If you don’t have time to read the full article, here’s a quick highlight of what you can have students do.
Have more time now? Keep reading for details and a few freebies to make teaching gratitude easier.
Using Thanksgiving books is a great way to introduce the concept of gratitude in your classroom. Teaching gratitude may not be part of your daily routine or curriculum but it can dramatically change your classroom management. As a bonus, gratitude activities for kids can also offer an opportunity for children to practice literacy skills.
If you have not read the book I AM THANKFUL: A THANKSGIVING BOOK FOR KIDS I highly recommend you do! It is a simple story that focuses on the connection that children need not only with family but also with friends near and far. This simple book uses rhyming, a skill you already have to teach your students, to tell a story of togetherness. What is really lovely and can help you bring rhyming into your classroom is the use of a repeated poem.
This little poem can be printed and used in your classroom as a part of your gratitude activities for kids that help your students to remember to be grateful for everything they have.
Here are a few other gratitude activities for kids that can be incorporated into your classroom routine that help your students develop a grateful heart.
Make Thankful Turkey Placemats
Construction Paper / Color Paper
Crayons, Pencils, Markers
Write “I am thankful for ______________” on the bottom of one paper and photocopy the number needed for your class.
Give each student a piece of paper or construction paper and crayons, pencils or markers
- trace their hands.
- draw one thing they are thankful for in the palm of their hand
- write the name of what they drew on the line below
- draw decorate their placemat
For those who are more crafty making a classroom quilt would be a beautiful activity. I did this with my first class 18 years ago (during my crafting peak) and still treasure it! Ours was their hand prints and their names but yours can be gratitude themed. You can easily have your students draw a picture of what they are thankful for and put it together into a classroom quilt. I’m not a crafty person but this article from The Savvy Age gives you step by step instruction!
Daily Gratitude Practices

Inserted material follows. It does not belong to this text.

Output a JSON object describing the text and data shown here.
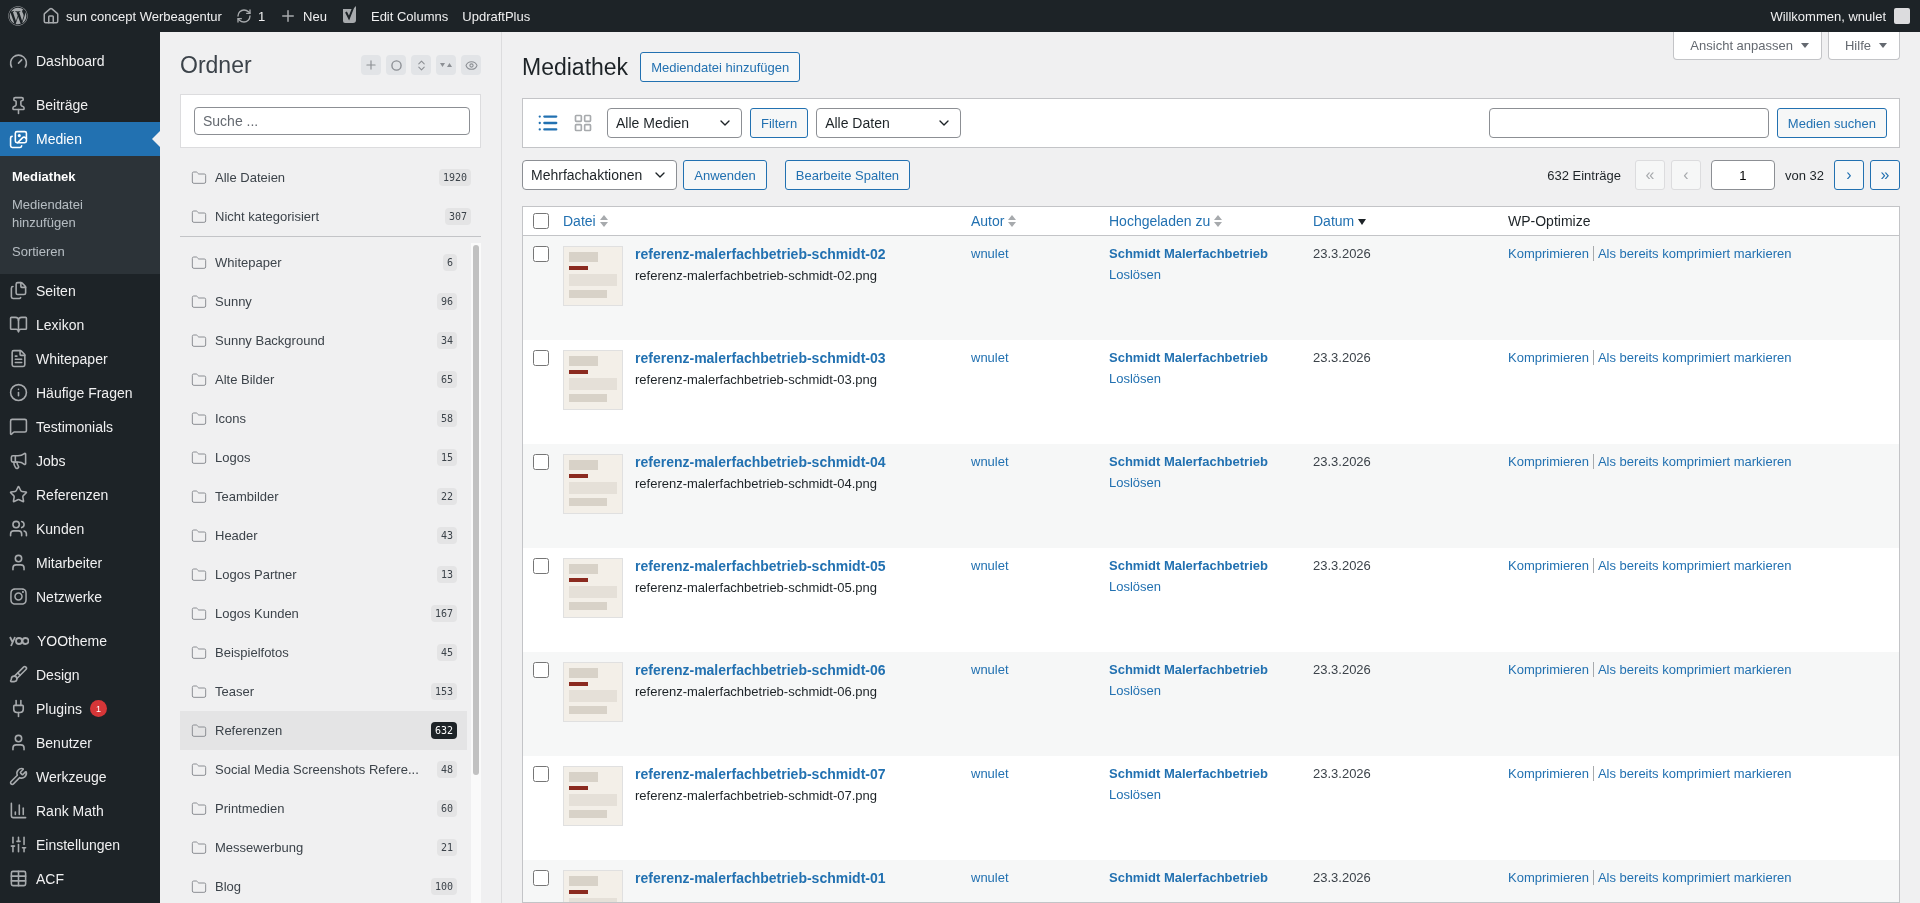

I recently came across the idea of bucket fillers and love the idea. I shared several bucket filler activities and book recommendations in the October bundle in the Exclusive Bundle Membership.
A twist on this idea of filling someone’s bucket would be to have a daily thankfulness moment. To make things more tangible for your students you can have them give someone in the classroom their special token to show their gratitude for something they did. You can download a link to a token template here. Simply pop in your students’ pictures, print on cardstock and laminate or choose not to laminate and have extra…whatever makes your life easier.
The idea with this is to take timeout each day to allow students to think of what others have done for them. They also get the chance to show gratitude by giving them a token that can only come from them. For example, Sally can only give tokens that have her face on them.
These simple gratitude activities may begin at Thanksgiving but can last year round. Though they seem simple, as a kindergarten teacher you can use these gratitude activities for kids to help young learners develop the lifelong skill of being grateful. A skill that goes well beyond school.